_WORK REQUIRED:_ Copy the result of filtering the entries below for lines that include the string "this".

= = = = = = =

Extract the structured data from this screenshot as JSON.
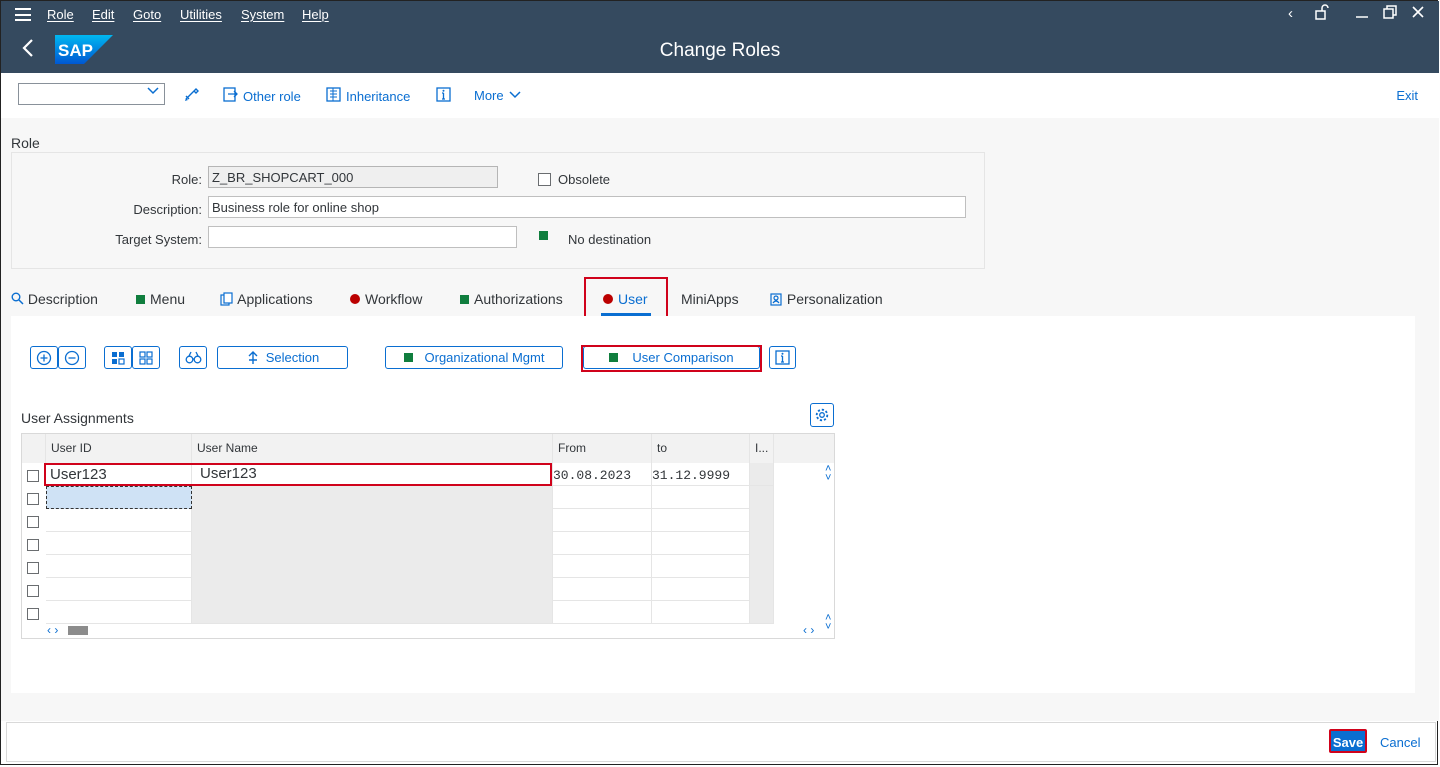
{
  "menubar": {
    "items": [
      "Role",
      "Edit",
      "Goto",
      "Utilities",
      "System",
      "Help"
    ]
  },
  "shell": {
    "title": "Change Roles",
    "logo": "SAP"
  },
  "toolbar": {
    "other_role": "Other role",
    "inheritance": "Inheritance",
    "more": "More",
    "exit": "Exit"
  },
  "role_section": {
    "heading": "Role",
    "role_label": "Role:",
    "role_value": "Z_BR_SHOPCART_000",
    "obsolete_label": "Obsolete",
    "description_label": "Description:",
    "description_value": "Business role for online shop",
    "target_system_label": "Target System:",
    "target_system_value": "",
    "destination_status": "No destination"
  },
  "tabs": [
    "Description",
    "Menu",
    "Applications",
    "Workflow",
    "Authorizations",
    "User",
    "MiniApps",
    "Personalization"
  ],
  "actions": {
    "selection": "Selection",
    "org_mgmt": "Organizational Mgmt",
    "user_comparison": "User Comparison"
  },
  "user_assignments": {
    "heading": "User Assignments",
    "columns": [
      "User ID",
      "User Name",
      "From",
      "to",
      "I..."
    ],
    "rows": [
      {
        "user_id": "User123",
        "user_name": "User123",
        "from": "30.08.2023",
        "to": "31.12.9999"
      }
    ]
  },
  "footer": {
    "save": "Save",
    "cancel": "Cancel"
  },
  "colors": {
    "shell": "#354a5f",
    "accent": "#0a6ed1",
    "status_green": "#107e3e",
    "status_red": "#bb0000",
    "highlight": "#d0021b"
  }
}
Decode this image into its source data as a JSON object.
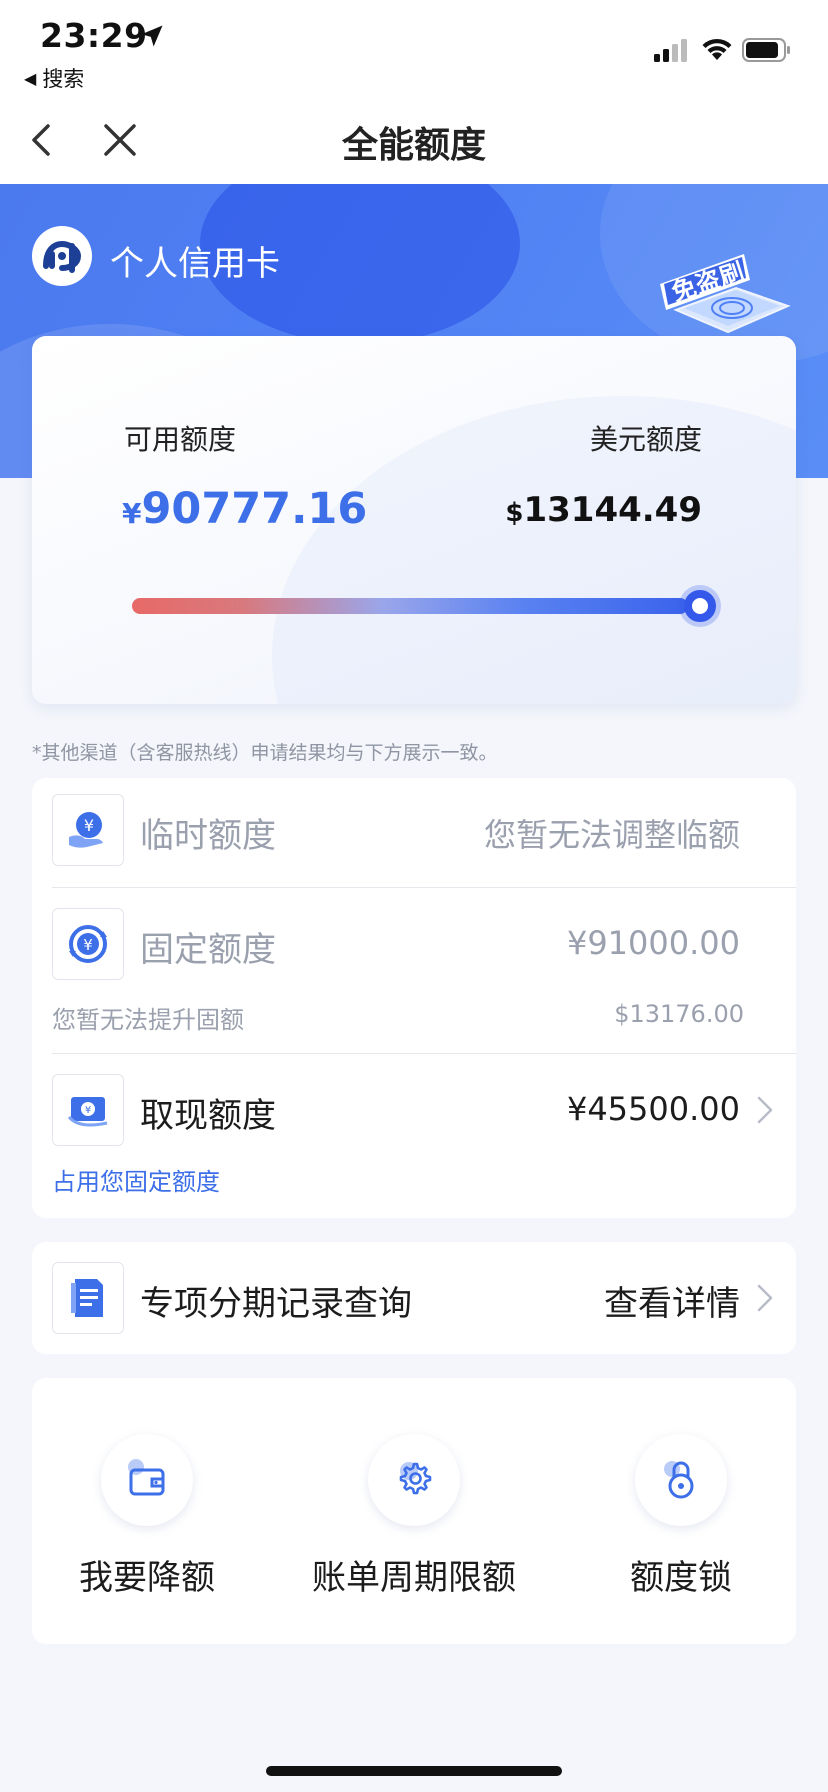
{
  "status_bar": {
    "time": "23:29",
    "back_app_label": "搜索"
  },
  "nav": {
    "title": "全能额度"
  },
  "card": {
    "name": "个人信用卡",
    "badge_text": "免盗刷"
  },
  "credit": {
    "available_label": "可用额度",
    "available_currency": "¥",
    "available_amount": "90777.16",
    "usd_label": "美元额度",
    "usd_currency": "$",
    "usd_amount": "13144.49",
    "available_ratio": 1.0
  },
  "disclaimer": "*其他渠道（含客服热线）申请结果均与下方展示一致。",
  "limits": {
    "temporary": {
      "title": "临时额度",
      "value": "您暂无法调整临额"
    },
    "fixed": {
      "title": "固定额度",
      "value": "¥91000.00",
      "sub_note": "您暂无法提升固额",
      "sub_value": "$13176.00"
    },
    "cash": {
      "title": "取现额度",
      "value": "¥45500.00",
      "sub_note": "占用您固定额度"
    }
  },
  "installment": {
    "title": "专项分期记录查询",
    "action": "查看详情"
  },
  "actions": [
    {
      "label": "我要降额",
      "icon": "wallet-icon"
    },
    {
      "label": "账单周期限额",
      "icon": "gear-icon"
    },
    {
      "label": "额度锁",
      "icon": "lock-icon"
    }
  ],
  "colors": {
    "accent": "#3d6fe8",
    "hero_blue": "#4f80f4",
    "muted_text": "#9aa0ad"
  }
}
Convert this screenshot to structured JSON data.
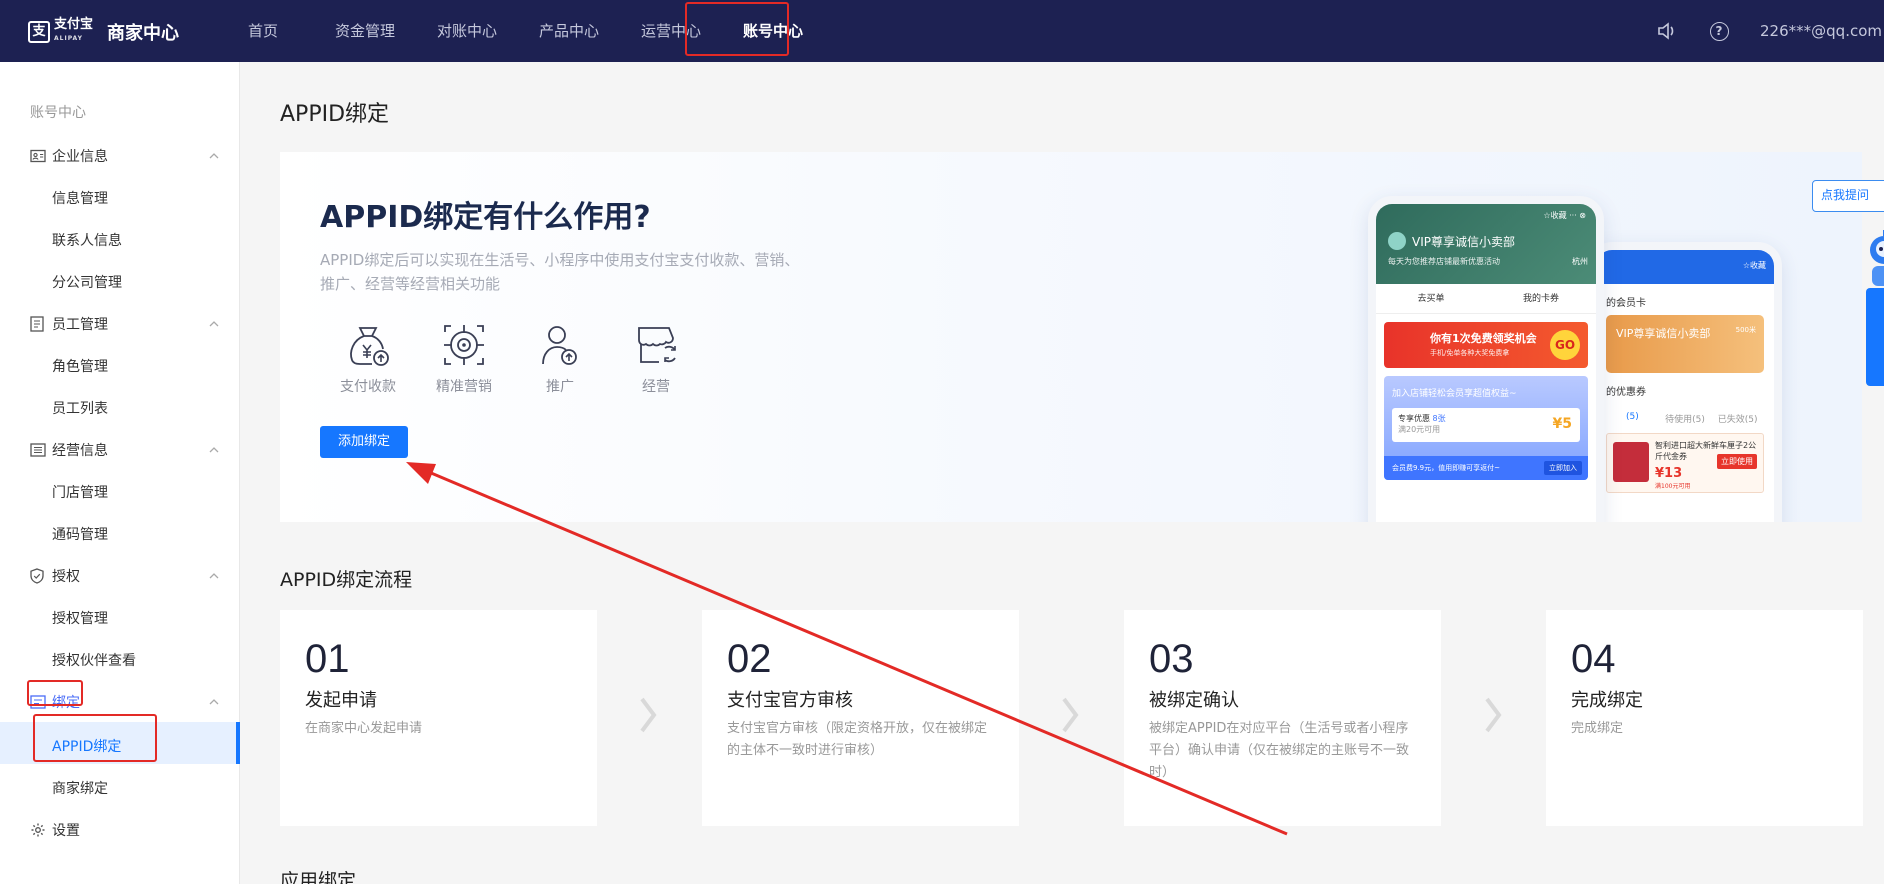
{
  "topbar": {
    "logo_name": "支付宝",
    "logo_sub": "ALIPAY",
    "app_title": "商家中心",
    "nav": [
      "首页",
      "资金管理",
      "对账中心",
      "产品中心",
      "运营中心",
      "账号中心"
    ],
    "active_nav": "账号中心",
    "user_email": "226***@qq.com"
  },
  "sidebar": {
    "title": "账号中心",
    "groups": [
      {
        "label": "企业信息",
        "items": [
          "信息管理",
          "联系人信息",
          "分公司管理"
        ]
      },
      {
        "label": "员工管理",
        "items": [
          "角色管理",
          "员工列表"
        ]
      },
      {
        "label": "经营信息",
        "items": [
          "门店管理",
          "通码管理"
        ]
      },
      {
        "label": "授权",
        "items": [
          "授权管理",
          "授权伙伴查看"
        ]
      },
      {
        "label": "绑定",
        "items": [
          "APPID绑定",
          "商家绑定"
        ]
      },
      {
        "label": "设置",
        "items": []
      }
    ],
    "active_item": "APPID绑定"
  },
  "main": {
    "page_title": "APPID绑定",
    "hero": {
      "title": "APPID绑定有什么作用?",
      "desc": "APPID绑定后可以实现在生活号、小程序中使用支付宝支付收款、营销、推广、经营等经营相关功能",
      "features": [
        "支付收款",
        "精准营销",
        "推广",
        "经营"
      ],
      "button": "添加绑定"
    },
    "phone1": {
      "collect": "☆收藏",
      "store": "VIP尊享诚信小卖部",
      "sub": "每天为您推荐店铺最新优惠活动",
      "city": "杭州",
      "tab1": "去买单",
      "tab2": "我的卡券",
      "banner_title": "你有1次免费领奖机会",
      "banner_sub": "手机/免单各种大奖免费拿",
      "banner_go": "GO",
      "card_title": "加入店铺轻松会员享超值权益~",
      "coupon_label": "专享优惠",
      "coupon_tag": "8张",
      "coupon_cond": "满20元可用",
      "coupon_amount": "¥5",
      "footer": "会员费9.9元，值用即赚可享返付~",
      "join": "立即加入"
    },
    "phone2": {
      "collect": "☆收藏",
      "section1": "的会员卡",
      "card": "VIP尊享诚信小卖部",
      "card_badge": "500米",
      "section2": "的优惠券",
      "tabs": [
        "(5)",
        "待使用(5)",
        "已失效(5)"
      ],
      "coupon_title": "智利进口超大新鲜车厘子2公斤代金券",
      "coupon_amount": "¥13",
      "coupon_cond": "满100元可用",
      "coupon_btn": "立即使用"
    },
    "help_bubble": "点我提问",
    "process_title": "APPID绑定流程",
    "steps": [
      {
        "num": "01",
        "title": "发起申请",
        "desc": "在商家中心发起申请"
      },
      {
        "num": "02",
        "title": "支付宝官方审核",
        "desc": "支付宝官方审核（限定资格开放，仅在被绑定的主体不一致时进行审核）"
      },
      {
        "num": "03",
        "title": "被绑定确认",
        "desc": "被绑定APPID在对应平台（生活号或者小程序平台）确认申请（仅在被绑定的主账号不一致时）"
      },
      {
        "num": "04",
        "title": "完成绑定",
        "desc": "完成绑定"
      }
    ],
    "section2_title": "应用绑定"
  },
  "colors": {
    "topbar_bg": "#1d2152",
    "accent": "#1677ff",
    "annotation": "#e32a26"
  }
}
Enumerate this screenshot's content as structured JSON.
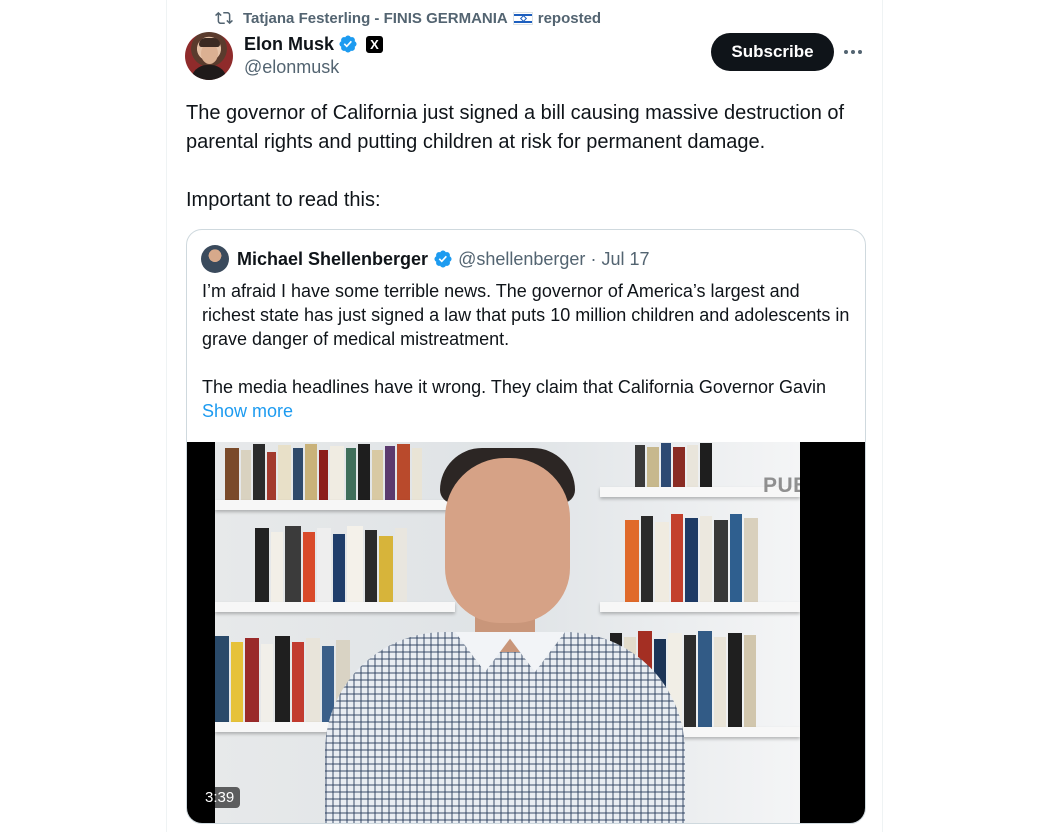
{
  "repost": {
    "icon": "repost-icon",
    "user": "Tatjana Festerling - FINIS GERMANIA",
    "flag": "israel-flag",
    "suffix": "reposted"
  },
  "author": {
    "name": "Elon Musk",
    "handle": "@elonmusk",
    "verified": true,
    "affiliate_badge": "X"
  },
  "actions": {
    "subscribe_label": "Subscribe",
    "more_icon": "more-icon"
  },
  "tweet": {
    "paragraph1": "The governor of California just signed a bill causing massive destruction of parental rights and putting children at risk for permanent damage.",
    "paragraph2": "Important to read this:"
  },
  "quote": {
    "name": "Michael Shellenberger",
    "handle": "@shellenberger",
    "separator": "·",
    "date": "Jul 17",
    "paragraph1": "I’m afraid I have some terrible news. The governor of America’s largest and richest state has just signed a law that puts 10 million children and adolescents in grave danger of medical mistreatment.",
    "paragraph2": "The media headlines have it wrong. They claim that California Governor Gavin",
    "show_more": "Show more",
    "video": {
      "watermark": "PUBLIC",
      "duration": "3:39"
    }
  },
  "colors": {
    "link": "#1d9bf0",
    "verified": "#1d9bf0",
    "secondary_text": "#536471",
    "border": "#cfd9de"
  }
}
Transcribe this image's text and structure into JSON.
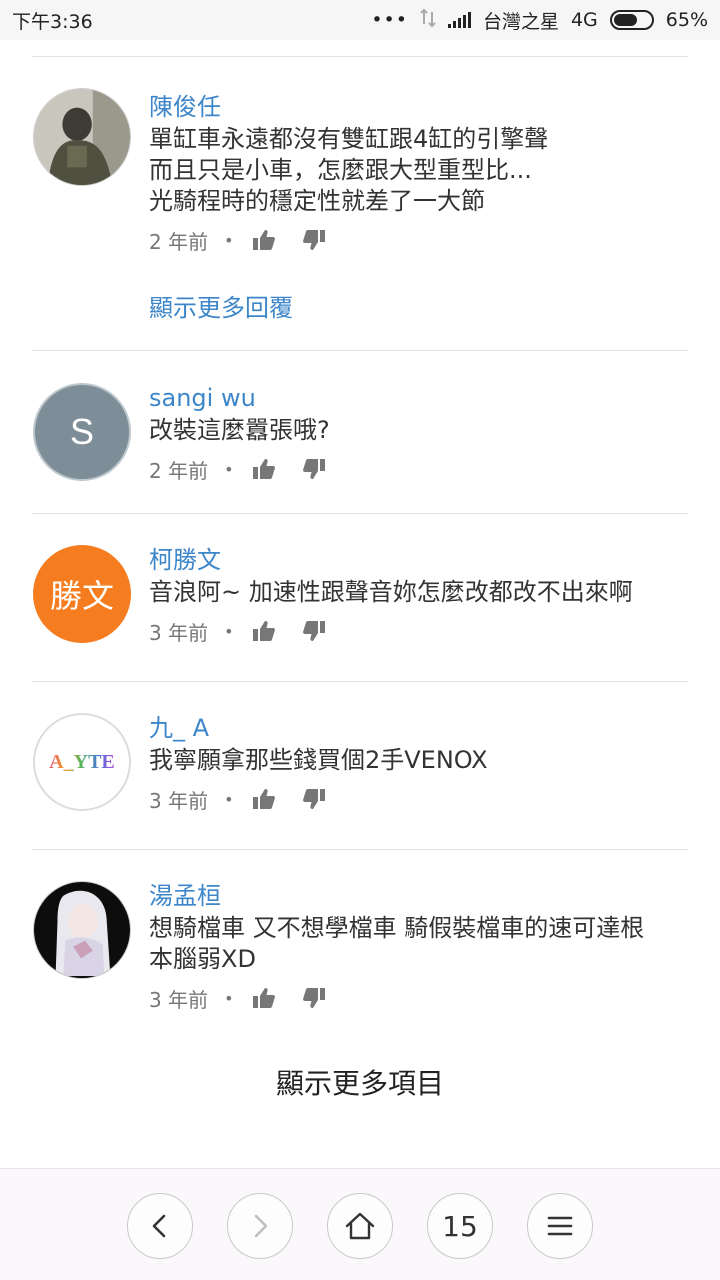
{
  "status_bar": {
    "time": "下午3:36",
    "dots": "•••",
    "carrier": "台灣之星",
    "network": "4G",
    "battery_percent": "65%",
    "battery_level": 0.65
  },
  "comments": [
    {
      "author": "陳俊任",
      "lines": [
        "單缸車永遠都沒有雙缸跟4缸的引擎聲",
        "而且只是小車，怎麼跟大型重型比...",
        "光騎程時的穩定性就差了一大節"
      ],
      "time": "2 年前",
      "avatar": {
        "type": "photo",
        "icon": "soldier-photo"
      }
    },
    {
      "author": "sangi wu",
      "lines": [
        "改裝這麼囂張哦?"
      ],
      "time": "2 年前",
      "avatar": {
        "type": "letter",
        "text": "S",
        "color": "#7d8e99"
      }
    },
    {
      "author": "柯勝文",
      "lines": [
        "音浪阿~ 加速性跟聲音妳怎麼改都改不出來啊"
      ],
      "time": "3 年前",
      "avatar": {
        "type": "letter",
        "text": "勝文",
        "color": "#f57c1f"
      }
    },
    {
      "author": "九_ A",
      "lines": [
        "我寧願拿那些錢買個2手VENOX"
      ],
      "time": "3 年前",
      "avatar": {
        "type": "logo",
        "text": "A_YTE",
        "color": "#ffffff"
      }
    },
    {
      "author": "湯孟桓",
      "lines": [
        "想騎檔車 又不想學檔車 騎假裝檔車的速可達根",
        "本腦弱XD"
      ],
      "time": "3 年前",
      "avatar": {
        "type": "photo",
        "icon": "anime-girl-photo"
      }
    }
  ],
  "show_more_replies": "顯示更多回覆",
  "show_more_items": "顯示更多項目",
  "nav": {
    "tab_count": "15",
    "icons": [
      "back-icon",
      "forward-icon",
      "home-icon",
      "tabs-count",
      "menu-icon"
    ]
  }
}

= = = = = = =

_WRITTEN SOLUTION:_
Extract the structured data from this screenshot as JSON.
Decode this image into its source data as a JSON object.
Convert this screenshot to structured JSON data.
Enumerate this screenshot's content as structured JSON.
    "paragraph2": "Important to read this:"
Transcribe this image's text and structure into JSON.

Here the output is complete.